Lp(a) and CAC are independently associated with ASCVD risk of death, fatal and nonfatal MI, and stroke and may be useful concurrently for guiding primary prevention therapy decisions.
Current national cholesterol management guidelines consider elevated Lp(a) level ≥50 mg/dL as a risk-enhancing factor, and recommend using the CAC score (≥100 or ≥75th percentile for age, sex, and race) measure to guide decisions regarding primary ASCVD prevention. While the relationship of Lp(a) and CAC score and ASCVD are independent and additive, there is minimal clinical value when the CAC score is known. But persons with concomitant Lp(a) and CAC elevation (≥50 mg/dL and ≥100 CAC, respectively) have a >20% cumulative ASCVD incidence (secondary prevention coronary heart disease risk equivalent) over 10 years. These levels justify high-intensity statin therapy, intensifying lifestyle modification, and the addition of aspirin.
At CCC-Mt Sinai, our patients are monitored for their levels and we adjust therapy/treatment based on results. Give us a call at 201-499-7361 or go online so we can help to check your levels too!
Ever wonder if individuals with high neck circumference have increased risk of incident Atrial Fibrillation (AF) compared with those with low neck circumference? This abstract in the Journal of the American Heart Association discusses the association. Intriguing!
Olive oil has been traditionally used as the main culinary and dressing fat in Mediterranean countries and is a key component of the Mediterranean diet. Well-known for its health benefits, it has become more popular worldwide in recent decades. Olive oil is high in monounsaturated fatty acids, especially oleic acid, and other minor components including vitamin E and polyphenols, contributing to its anti-inflammatory and antioxidant properties (1).
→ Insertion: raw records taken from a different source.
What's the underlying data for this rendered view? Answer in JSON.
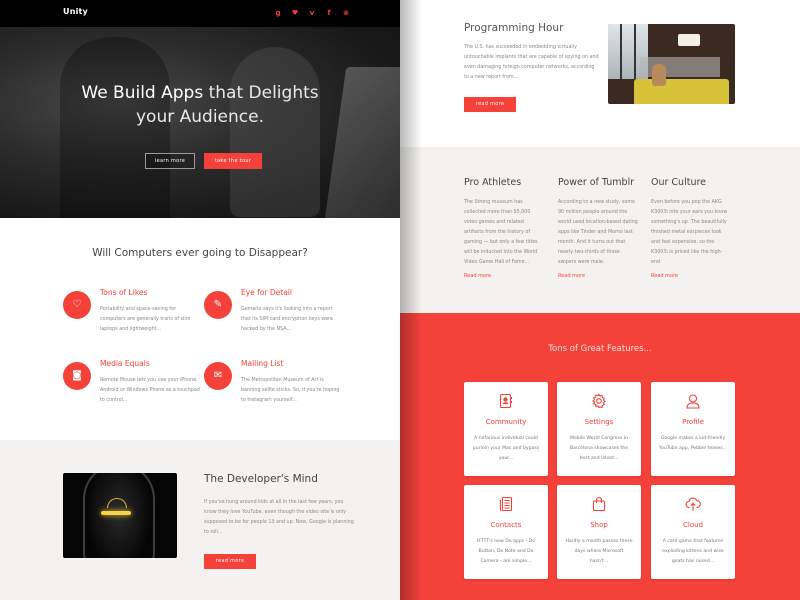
{
  "nav": {
    "brand": "Unity",
    "social": [
      {
        "icon": "google-plus-icon",
        "glyph": "g"
      },
      {
        "icon": "twitter-icon",
        "glyph": "♥"
      },
      {
        "icon": "vimeo-icon",
        "glyph": "v"
      },
      {
        "icon": "facebook-icon",
        "glyph": "f"
      },
      {
        "icon": "pinterest-icon",
        "glyph": "⊗"
      }
    ]
  },
  "hero": {
    "title_bold": "We Build Apps",
    "title_rest": " that Delights",
    "title_line2": "your Audience.",
    "learn_more": "learn more",
    "take_tour": "take the tour"
  },
  "features": {
    "heading": "Will Computers ever going to Disappear?",
    "items": [
      {
        "title": "Tons of Likes",
        "icon": "heart-icon",
        "glyph": "♡",
        "text": "Portability and space-saving for computers are generally traits of slim laptops and lightweight..."
      },
      {
        "title": "Eye for Detail",
        "icon": "pencil-icon",
        "glyph": "✎",
        "text": "Gemalto says it's looking into a report that its SIM card encryption keys were hacked by the NSA..."
      },
      {
        "title": "Media Equals",
        "icon": "camera-icon",
        "glyph": "◙",
        "text": "Remote Mouse lets you use your iPhone, Android or Windows Phone as a touchpad to control..."
      },
      {
        "title": "Mailing List",
        "icon": "envelope-icon",
        "glyph": "✉",
        "text": "The Metropolitan Museum of Art is banning selfie sticks. So, if you're hoping to Instagram yourself..."
      }
    ]
  },
  "developer": {
    "title": "The Developer's Mind",
    "text": "If you've hung around kids at all in the last few years, you know they love YouTube, even though the video site is only supposed to be for people 13 and up. Now, Google is planning to roll...",
    "button": "read more"
  },
  "programming": {
    "title": "Programming Hour",
    "text": "The U.S. has succeeded in embedding virtually untouchable implants that are capable of spying on and even damaging foreign computer networks, according to a new report from...",
    "button": "read more"
  },
  "articles": [
    {
      "title": "Pro Athletes",
      "text": "The Strong museum has collected more than 55,000 video games and related artifacts from the history of gaming — but only a few titles will be inducted into the World Video Game Hall of Fame...",
      "link": "Read more"
    },
    {
      "title": "Power of Tumblr",
      "text": "According to a new study, some 90 million people around the world used location-based dating apps like Tinder and Momo last month. And it turns out that nearly two-thirds of those swipers were male.",
      "link": "Read more"
    },
    {
      "title": "Our Culture",
      "text": "Even before you pop the AKG K3003i into your ears you know something's up. The beautifully finished metal earpieces look and feel expensive, so the K3003i is priced like the high-end",
      "link": "Read more"
    }
  ],
  "great_features": {
    "heading": "Tons of Great Features...",
    "cards": [
      {
        "title": "Community",
        "icon": "contact-book-icon",
        "text": "A nefarious individual could purloin your Mac and bypass your..."
      },
      {
        "title": "Settings",
        "icon": "gear-icon",
        "text": "Mobile World Congress in Barcelona showcases the best and latest..."
      },
      {
        "title": "Profile",
        "icon": "user-icon",
        "text": "Google makes a kid-friendly YouTube app, Pebble teases..."
      },
      {
        "title": "Contacts",
        "icon": "document-list-icon",
        "text": "IFTTT's new Do apps - Do Button, Do Note and Do Camera - are simple..."
      },
      {
        "title": "Shop",
        "icon": "shopping-bag-icon",
        "text": "Hardly a month passes these days where Microsoft hasn't..."
      },
      {
        "title": "Cloud",
        "icon": "cloud-upload-icon",
        "text": "A card game that features exploding kittens and wise goats has raised..."
      }
    ]
  },
  "colors": {
    "accent": "#f4413a",
    "nav_bg": "#000000",
    "section_grey": "#f3f2f0"
  }
}
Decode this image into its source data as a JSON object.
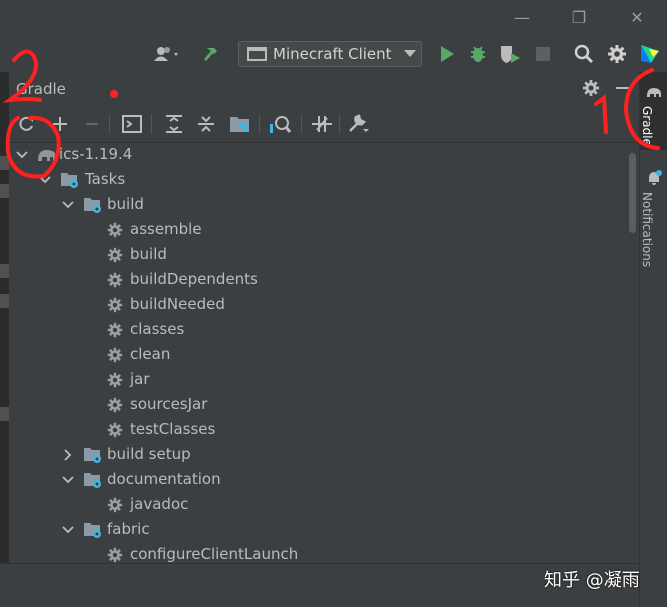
{
  "window": {
    "minimize_glyph": "—",
    "restore_glyph": "❐",
    "close_glyph": "✕"
  },
  "run_toolbar": {
    "config_label": "Minecraft Client",
    "icons": [
      "user-icon",
      "hammer-icon",
      "run-icon",
      "debug-icon",
      "coverage-icon",
      "stop-icon",
      "search-icon",
      "settings-icon",
      "jetbrains-icon"
    ]
  },
  "panel": {
    "title": "Gradle",
    "toolbar_icons": [
      "reload-icon",
      "add-icon",
      "remove-icon",
      "run-task-icon",
      "expand-all-icon",
      "collapse-all-icon",
      "dependencies-icon",
      "analyze-icon",
      "offline-mode-icon",
      "build-settings-icon"
    ]
  },
  "tree": {
    "rows": [
      {
        "label": "ics-1.19.4",
        "depth": 0,
        "arrow": "down",
        "icon": "elephant"
      },
      {
        "label": "Tasks",
        "depth": 1,
        "arrow": "down",
        "icon": "folder"
      },
      {
        "label": "build",
        "depth": 2,
        "arrow": "down",
        "icon": "folder"
      },
      {
        "label": "assemble",
        "depth": 3,
        "arrow": "none",
        "icon": "gear"
      },
      {
        "label": "build",
        "depth": 3,
        "arrow": "none",
        "icon": "gear"
      },
      {
        "label": "buildDependents",
        "depth": 3,
        "arrow": "none",
        "icon": "gear"
      },
      {
        "label": "buildNeeded",
        "depth": 3,
        "arrow": "none",
        "icon": "gear"
      },
      {
        "label": "classes",
        "depth": 3,
        "arrow": "none",
        "icon": "gear"
      },
      {
        "label": "clean",
        "depth": 3,
        "arrow": "none",
        "icon": "gear"
      },
      {
        "label": "jar",
        "depth": 3,
        "arrow": "none",
        "icon": "gear"
      },
      {
        "label": "sourcesJar",
        "depth": 3,
        "arrow": "none",
        "icon": "gear"
      },
      {
        "label": "testClasses",
        "depth": 3,
        "arrow": "none",
        "icon": "gear"
      },
      {
        "label": "build setup",
        "depth": 2,
        "arrow": "right",
        "icon": "folder"
      },
      {
        "label": "documentation",
        "depth": 2,
        "arrow": "down",
        "icon": "folder"
      },
      {
        "label": "javadoc",
        "depth": 3,
        "arrow": "none",
        "icon": "gear"
      },
      {
        "label": "fabric",
        "depth": 2,
        "arrow": "down",
        "icon": "folder"
      },
      {
        "label": "configureClientLaunch",
        "depth": 3,
        "arrow": "none",
        "icon": "gear"
      }
    ]
  },
  "side_tabs": {
    "gradle": "Gradle",
    "notifications": "Notifications"
  },
  "watermark": "知乎 @凝雨",
  "colors": {
    "accent_green": "#59a869",
    "debug_green": "#59a869",
    "folder_gray": "#8a9aa6",
    "blue_gear": "#40b6e0",
    "annotation_red": "#ff2020"
  }
}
Cardiovascular disease (CVD), a leading cause of global death, can be largely prevented with a healthy lifestyle (1). Current recommendations highlight the importance of dietary patterns including healthy sources of dietary fats, such as those high in unsaturated fat and low in saturated fat (SFA), for primary prevention of CVD (2). Olive oil is high in monounsaturated fat (MUFA), especially oleic acid, and other minor components including vitamin E, polyphenols, and lipid molecules that may contribute to its anti-inflammatory and antioxidant properties (3). Olive oil has been traditionally used as the main culinary and dressing fat in Mediterranean regions, and recently, it has become more popular worldwide. Early ecological studies observed inverse associations between average country-level consumption of olive oil and the risk of CVD (4). Clinical trials have shown that the consumption of olive oil improves cardiovascular risk factors, including inflammatory and lipid biomarkers (5). In addition, observational studies found that olive oil intake is inversely associated with CVD (6–8) and all-cause death (7).